Katy Perry made her comeback to the big stage, with her last album release, ‘Prism’, coming in the fourth quarter of 2013. Now back and blonde, Perry took the stage to perform her new single, Chained to the Rhythm, from her highly anticipated fourth album. Perry’s performance was one of the most political of the night, donning rose-colored glasses and a visual of the United States Constitution. The entire set was a new vibe for Perry, and one of the best performances of the night.
Lady Gaga teamed up with Metallica to hit the Grammys stage. Although some technical difficulties were lackluster to the performance, the duo brought a new energy. Coming off of her stellar Super Bowl halftime show, Gaga proved that she is a multi-dimensional talent. She fit well with the rock-centric Metallica, crowd surfing and dancing in-step with the atmosphere.
Bruno Mars performed twice, performing tracks from his latest record ‘24K Magic,’ along with a Prince tribute. His first performance was one that ladies loved, including Jennifer Lopez from the audience. Mars has a way of presenting himself sensually and stylistically in bold form. His Prince tribute could have gone wrong, but turned out to be oh so right.
The nights most inspired and politically charged performance came from A Tribe Called Quest and Anderson .Paak. The set presented a medley of hits from the group, along with a remembrance of ATCQ’s late member, Phife Dawg. The performance featured dancers in police uniforms, a procession of people in hijabs, and a “resist” chant.

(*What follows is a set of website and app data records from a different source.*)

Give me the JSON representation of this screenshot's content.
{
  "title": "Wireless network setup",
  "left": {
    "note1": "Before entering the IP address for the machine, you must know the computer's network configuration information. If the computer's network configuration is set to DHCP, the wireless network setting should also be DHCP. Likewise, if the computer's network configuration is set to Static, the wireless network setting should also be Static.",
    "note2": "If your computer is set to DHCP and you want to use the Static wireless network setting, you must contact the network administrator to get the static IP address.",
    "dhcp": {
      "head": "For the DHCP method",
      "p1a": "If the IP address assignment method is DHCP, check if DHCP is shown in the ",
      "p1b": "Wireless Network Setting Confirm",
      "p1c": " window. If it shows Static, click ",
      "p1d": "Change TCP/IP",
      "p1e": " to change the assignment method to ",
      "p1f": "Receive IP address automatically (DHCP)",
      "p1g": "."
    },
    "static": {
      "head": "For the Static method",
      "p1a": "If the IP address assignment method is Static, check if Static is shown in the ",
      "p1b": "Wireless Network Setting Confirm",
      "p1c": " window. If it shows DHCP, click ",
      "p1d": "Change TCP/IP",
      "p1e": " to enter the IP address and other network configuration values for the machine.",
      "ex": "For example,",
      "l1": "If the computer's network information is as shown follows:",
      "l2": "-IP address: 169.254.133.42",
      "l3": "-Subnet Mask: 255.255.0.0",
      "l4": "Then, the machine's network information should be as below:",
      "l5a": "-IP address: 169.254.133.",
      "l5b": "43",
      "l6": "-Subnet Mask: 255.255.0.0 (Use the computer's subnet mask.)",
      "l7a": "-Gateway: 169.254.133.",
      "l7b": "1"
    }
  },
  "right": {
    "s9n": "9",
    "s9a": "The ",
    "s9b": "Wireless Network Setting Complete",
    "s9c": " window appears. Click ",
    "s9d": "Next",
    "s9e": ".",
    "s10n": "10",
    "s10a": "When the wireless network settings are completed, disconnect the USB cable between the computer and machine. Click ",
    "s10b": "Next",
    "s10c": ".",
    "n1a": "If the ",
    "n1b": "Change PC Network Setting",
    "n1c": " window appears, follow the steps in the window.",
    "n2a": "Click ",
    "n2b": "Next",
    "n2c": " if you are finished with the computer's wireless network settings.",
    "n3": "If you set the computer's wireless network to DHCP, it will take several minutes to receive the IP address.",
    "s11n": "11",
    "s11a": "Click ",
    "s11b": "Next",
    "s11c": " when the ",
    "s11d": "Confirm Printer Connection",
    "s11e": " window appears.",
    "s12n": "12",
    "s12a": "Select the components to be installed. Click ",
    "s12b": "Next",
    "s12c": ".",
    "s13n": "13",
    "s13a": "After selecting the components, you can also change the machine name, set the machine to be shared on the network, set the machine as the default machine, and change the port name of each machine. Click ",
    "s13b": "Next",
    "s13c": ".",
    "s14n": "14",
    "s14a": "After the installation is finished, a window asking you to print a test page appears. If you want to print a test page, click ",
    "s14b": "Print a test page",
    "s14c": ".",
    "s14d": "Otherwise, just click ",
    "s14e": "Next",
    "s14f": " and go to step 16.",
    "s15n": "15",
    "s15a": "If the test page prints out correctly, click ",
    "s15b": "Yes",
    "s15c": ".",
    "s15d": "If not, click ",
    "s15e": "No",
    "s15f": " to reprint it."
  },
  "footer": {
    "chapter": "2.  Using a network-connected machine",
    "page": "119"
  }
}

Music’s biggest night was filled with A-list stars for the first time in a while, and the show proved that. The performances were the best in recent memory. The general feel of the show brought welcome inspiration and passion to the viewers and audience alike, reminding us that music still can change the world.